After the 2010 reviews of allegations of historical sexual abuse, carried out by the Church of England, were called ‘incomplete’ and ‘botched’ a further independent report was commissioned and published last Friday.
Campaigners criticized the Church’s Past Cases Review (PCR), which was published in 2010, for lacking vital parts of the picture as they did not speak to some survivors who wanted to share what they had been through.
Over the course of three years, the PCR investigated over 40,000 clergy and personnel files to look for records of cases of abuse, some of which dated back over 50 years. Of these, they concluded that only 13 allegations of child sexual abuse needed decisive formal action.
Sir Roger Singleton, reviewed how well the PCR was carried out and came to the conclusion that although abuse and misuse of power were downplayed by the report, he discovered “no evidence of a planned and deliberate attempt to conceal information.”
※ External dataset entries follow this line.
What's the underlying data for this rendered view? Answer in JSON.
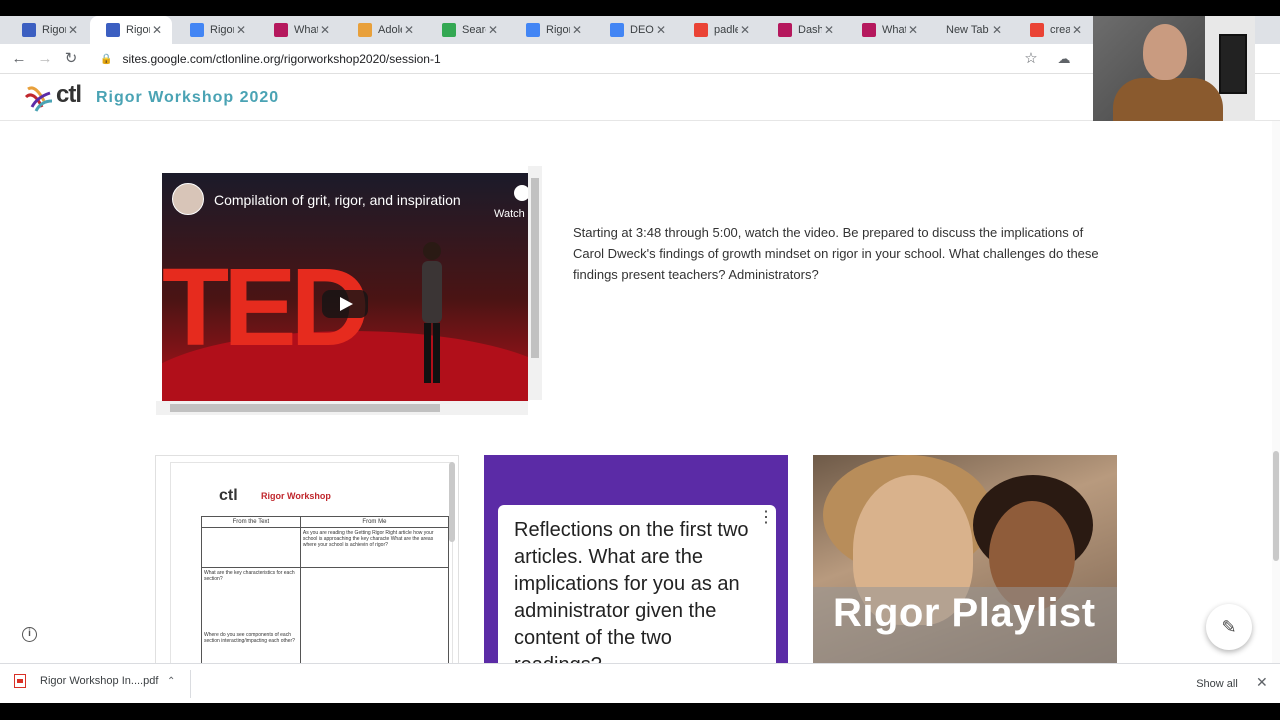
{
  "browser": {
    "tabs": [
      {
        "label": "Rigor V",
        "color": "#3c5fc1"
      },
      {
        "label": "Rigor V",
        "color": "#3c5fc1",
        "active": true
      },
      {
        "label": "Rigor I",
        "color": "#4285f4"
      },
      {
        "label": "What c",
        "color": "#b5185d"
      },
      {
        "label": "Adoles",
        "color": "#e8a03b"
      },
      {
        "label": "Search",
        "color": "#34a853"
      },
      {
        "label": "Rigor I",
        "color": "#4285f4"
      },
      {
        "label": "DEO Te",
        "color": "#4285f4"
      },
      {
        "label": "padlet",
        "color": "#ea4335"
      },
      {
        "label": "Dashb",
        "color": "#b5185d"
      },
      {
        "label": "What c",
        "color": "#b5185d"
      },
      {
        "label": "New Tab",
        "color": ""
      },
      {
        "label": "creatin",
        "color": "#ea4335"
      }
    ],
    "url": "sites.google.com/ctlonline.org/rigorworkshop2020/session-1"
  },
  "site": {
    "logo_text": "ctl",
    "title": "Rigor Workshop 2020"
  },
  "video": {
    "title": "Compilation of grit, rigor, and inspiration",
    "watch_label": "Watch",
    "ted_text": "TED"
  },
  "description": "Starting at 3:48 through 5:00, watch the video. Be prepared to discuss the implications of Carol Dweck's findings of growth mindset on rigor in your school. What challenges do these findings present teachers? Administrators?",
  "cards": {
    "doc": {
      "logo": "ctl",
      "title": "Rigor Workshop",
      "col1": "From the Text",
      "col2": "From Me",
      "row1_right": "As you are reading the Getting Rigor Right article how your school is approaching the key characte What are the areas where your school is achievin of rigor?",
      "row2_left": "What are the key characteristics for each section?",
      "row3_left": "Where do you see components of each section interacting/impacting each other?"
    },
    "reflection": "Reflections on the first two articles. What are the implications for you as an administrator given the content of the two readings?",
    "playlist": "Rigor Playlist"
  },
  "downloads": {
    "file": "Rigor Workshop In....pdf",
    "show_all": "Show all"
  }
}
His report, which will be reviewed by the Independent Inquiry for Child Sexual Abuse, recommended four further steps that should be executed.
These were –
- That an updated review should be carried out by Cathedrals that weren’t involved in the PCR.
- That all files not examined between 2008 and 2009 should be independently reviewed.
- Any concerns about a church employee or how volunteers are behaving should be reported to a diocesan safeguarding adviser.
- That a new sense of energy and purpose should be placed on recording and investigating any issues around safety or abuse.
Bishop Peter Hancock, who is leading the attempts to improve safeguarding protocol within the Church of England, said, “These criticisms have been taken very seriously and acted upon, and the House of Bishops have offered full support to implementing the recommendations in the report and any subsequent actions.
“We are committed to making sure that any known individuals who have not been dealt with appropriately in the past are assessed, and any current potential risks to children and others are rigorously managed, including by reporting these individuals to the statutory authorities for investigation,” Hancock added.
Sir Roger, who led the review, explained to the BBC Radio 4’s Today programme that the PCR was “botched in three ways.”
“The survey wasn’t completely comprehensive,” he said. “It didn’t include some cathedrals; it didn’t include employees working with children in some parishes. The attempts really to make the survey absolutely complete were flawed.”
He added: “The church needs to complete the incomplete job that it did ten years ago by making sure that all files that are available are actually reviewed.”